| Records supplied |
»»
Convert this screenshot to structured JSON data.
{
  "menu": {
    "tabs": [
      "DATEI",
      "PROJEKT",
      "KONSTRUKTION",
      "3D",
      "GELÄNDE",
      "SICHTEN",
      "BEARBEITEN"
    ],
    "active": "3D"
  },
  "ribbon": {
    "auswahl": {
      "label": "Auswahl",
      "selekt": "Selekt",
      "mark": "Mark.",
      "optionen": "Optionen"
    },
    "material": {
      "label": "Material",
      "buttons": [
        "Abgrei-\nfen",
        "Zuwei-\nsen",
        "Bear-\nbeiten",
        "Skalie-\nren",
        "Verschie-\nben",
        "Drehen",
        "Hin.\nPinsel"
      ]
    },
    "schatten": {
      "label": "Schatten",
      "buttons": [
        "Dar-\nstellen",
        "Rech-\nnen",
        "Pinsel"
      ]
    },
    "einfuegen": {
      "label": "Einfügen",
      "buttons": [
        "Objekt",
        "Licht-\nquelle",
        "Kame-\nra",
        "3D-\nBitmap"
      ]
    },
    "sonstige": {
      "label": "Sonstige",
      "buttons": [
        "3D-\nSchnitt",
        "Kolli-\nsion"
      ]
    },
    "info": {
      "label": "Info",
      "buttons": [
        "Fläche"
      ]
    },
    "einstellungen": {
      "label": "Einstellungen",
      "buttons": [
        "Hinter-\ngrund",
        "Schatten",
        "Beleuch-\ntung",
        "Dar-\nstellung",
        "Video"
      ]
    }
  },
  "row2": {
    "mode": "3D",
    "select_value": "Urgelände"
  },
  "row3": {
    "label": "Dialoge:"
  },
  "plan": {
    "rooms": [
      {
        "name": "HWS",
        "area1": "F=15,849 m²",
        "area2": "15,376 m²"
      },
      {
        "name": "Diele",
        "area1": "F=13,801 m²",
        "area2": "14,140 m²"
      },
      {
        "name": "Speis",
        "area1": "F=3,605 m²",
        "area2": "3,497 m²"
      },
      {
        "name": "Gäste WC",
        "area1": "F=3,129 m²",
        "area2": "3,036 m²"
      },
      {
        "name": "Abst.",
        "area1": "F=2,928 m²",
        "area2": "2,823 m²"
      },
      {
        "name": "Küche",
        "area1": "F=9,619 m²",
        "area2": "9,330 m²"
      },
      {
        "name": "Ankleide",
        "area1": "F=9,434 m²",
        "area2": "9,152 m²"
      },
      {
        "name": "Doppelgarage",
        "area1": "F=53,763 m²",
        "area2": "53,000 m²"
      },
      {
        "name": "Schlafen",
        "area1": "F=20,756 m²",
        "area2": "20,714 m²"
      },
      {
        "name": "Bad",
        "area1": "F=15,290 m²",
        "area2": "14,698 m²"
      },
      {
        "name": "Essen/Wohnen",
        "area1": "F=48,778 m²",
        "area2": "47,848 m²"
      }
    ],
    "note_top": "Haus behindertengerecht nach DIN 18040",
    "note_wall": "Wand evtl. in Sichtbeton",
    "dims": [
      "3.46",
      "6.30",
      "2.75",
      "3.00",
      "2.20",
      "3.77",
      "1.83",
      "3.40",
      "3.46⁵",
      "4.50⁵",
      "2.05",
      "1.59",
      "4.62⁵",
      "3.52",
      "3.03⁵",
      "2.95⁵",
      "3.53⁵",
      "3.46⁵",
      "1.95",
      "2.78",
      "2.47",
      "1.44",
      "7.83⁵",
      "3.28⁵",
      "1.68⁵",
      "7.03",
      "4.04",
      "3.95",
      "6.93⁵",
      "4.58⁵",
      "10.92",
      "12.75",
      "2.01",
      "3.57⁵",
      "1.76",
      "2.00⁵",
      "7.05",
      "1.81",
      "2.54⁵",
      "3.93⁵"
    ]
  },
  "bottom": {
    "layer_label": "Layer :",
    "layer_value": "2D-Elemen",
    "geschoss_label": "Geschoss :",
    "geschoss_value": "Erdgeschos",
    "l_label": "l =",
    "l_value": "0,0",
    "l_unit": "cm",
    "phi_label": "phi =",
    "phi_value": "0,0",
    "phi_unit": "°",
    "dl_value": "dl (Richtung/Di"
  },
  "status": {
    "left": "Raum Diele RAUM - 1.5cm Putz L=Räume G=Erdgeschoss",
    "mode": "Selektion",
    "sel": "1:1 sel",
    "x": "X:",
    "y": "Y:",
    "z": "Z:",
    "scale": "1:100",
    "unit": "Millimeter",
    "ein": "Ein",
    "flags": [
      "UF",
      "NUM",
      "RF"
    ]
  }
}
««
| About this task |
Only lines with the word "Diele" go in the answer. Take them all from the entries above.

| Answer below |
        "name": "Diele",
    "left": "Raum Diele RAUM - 1.5cm Putz L=Räume G=Erdgeschoss",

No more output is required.